COLUMBUS — Just two of Ohio’s 10 most common jobs pay more than $15 an hour at the median, and three don’t provide enough income to keep a family of three out of poverty.
In its Labor Day-timed report, the “State of Working Ohio,” the left-leaning group Policy Matters Ohio also reported that the state’s 2017 median wage of $17.79 an hour has increased just 4 cents from the previous year.
In July, Ohio’s unemployment rate was 4.6 percent, and rates fell in 76 of the state’s 88 counties. Meanwhile, the number of Ohio jobs, 5.6 million, has finally climbed back to the number it reached in 2001.
“I think that we all want to see low unemployment, we all want to see job growth. Since 2001, we want to see Ohio gain those jobs,” said Amy Hanauer, executive director of Policy Matters Ohio. “But when even an economy this hot can’t generate wage increases for workers and make a dent in inequality, we know something is structurally wrong.”
The economy looks good as measured by job growth and low unemployment, but wages remain stagnant, and the safety net isn’t as strong as it once was, Hanauer said.
“A 4-cent-an-hour raise is not a sign of a great economy,” Hanauer said.
Ohio’s median wage of $17.79 an hour is 49 cents less than the U.S. median wage of $18.28.
The report shows that of the 10 most common occupations in Ohio, three pay less than the official federal poverty line — $20,780 for a family of three — and nine pay less than twice the poverty line for a family that size. For example, more people work in food preparation and serving (158,070) than any other occupation. Their median pay is $9.21 per hour.
Larry Thomas, a career coach at the Columbus Urban League, works every day with companies in need of employees and with residents in need of jobs.
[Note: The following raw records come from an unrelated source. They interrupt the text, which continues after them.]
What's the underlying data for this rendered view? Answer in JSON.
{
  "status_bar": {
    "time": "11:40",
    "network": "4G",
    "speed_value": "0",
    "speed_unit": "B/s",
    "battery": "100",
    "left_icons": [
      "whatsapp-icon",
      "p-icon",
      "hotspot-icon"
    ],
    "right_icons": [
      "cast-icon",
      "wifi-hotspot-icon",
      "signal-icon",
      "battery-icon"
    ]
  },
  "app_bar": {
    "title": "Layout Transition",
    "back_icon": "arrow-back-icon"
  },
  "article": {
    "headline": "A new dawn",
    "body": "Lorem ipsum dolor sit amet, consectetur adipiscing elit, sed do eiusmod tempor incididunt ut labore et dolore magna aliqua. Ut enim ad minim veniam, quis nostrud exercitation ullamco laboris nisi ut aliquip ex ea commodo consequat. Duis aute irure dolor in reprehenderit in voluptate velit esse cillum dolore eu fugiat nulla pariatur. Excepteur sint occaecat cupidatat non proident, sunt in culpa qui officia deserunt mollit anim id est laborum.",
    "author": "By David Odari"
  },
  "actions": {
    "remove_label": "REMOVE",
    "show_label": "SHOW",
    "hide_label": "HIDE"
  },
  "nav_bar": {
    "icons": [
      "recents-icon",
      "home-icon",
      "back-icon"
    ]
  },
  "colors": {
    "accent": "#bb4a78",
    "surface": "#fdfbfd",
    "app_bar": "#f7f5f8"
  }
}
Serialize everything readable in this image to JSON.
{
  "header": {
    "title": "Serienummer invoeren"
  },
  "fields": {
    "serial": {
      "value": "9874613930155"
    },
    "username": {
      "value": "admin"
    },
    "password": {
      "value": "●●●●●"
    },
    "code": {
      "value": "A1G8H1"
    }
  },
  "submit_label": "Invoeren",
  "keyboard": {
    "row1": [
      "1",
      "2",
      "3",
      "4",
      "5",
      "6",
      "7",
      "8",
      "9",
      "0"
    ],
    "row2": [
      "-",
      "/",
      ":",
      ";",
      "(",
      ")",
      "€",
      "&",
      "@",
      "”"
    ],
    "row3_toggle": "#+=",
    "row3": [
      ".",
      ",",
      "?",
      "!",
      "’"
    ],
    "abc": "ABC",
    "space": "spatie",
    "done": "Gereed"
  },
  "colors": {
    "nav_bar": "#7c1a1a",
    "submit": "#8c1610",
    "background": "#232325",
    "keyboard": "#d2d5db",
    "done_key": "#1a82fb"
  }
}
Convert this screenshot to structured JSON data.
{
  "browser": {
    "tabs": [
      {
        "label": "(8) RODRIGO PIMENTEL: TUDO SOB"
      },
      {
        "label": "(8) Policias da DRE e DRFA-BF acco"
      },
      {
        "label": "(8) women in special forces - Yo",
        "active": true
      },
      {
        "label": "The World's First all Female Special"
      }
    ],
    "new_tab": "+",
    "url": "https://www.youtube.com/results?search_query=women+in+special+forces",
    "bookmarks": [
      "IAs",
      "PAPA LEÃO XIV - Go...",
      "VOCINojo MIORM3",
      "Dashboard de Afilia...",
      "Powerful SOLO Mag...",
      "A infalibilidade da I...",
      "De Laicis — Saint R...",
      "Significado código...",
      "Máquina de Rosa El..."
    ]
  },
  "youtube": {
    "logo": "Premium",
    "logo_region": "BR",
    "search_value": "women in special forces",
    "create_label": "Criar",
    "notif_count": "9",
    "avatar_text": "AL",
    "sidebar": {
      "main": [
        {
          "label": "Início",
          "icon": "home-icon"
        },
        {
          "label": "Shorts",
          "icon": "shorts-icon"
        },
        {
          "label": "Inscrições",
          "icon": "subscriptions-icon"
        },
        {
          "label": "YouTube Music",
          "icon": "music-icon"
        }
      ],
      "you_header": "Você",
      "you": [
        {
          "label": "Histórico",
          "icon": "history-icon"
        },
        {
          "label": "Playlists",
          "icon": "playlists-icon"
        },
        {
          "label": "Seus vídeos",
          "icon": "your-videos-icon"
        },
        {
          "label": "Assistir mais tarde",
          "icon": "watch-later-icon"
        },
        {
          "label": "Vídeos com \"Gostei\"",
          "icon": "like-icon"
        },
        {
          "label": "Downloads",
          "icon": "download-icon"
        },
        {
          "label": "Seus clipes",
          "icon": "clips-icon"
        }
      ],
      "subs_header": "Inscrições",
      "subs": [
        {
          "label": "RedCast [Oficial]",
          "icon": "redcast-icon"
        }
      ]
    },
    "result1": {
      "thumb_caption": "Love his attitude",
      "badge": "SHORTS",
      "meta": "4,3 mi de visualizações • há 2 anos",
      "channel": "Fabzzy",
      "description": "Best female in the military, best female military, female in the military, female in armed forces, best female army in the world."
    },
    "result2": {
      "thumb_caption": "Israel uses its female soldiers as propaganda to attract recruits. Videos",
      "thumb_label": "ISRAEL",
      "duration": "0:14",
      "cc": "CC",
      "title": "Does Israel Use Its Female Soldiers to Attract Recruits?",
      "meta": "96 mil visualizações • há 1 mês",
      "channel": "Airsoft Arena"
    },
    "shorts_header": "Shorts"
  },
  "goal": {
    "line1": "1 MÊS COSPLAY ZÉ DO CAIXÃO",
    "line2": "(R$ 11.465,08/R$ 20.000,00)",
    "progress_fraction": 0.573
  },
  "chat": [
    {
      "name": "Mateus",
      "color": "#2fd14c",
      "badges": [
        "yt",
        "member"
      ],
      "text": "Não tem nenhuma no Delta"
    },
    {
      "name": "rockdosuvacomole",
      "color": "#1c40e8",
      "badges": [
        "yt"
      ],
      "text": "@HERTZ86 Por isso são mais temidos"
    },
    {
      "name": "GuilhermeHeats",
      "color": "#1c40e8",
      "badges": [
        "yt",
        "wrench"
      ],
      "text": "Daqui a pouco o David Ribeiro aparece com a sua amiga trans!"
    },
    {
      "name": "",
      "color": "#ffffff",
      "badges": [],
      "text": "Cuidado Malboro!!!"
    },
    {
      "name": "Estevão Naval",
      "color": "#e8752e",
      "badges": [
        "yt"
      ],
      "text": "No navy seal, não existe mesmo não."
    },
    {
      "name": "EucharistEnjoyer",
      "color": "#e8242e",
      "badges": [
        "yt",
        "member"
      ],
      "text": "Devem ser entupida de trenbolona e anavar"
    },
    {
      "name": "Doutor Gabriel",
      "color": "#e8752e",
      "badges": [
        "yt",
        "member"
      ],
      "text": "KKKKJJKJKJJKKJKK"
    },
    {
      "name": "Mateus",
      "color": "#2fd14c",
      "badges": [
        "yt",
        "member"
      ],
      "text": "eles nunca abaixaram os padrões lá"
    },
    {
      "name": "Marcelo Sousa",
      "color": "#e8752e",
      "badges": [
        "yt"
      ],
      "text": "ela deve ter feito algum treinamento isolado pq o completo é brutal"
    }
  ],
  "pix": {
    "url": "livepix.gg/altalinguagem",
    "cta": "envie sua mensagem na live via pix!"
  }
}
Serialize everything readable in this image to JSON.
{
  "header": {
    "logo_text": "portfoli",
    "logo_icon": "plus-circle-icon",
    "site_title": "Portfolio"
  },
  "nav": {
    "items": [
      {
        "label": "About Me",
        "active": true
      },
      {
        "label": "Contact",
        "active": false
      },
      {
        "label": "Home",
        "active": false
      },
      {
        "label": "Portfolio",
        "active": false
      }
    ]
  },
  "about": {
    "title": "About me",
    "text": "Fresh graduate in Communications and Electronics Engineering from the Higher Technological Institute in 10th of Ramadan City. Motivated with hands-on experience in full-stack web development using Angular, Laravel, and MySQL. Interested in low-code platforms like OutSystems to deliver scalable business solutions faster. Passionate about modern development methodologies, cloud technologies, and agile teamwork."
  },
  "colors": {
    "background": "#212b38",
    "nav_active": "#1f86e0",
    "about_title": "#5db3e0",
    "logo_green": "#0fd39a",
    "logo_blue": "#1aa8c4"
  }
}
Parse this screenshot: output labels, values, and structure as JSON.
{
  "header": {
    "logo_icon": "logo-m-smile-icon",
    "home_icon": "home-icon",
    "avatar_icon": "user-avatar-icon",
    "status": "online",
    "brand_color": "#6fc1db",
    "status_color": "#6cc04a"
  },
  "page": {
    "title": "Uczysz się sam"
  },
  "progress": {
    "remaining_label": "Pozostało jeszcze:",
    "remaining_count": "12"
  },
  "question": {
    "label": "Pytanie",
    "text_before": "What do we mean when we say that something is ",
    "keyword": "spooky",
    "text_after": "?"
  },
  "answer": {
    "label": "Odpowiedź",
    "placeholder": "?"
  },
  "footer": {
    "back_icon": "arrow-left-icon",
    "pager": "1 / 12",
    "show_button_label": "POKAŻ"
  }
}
Such matchmaking ought to be easy, and in some ways it is. But landing even a full-time job doesn’t guarantee that the worker will be able to meet living expenses in Columbus, where rents are rising at a pace among the fastest in the nation.
“A lot of these companies still want to stay at $12 an hour, and they wonder why people are walking off the job,” said Thomas, who often places workers in warehouse jobs created by the metro area’s vast and growing logistics industry. “We’re the 14th largest city in the United States, and we can’t provide these people with livable wages?”
Many companies also hire workers on a temporary basis or through staffing agencies. Shifts and hours also have changed: Some companies cut hours, and some embrace 12-hour workdays.
“You don’t find the normal eight-hour shifts much anymore,” Thomas said. “It kind of saves the companies a little bit of money — they don’t have shift switches three times; they only do it twice.”
That can be hard on workers already struggling with transportation and child care. And when workers struggle, he said, “employers have a weak workforce.”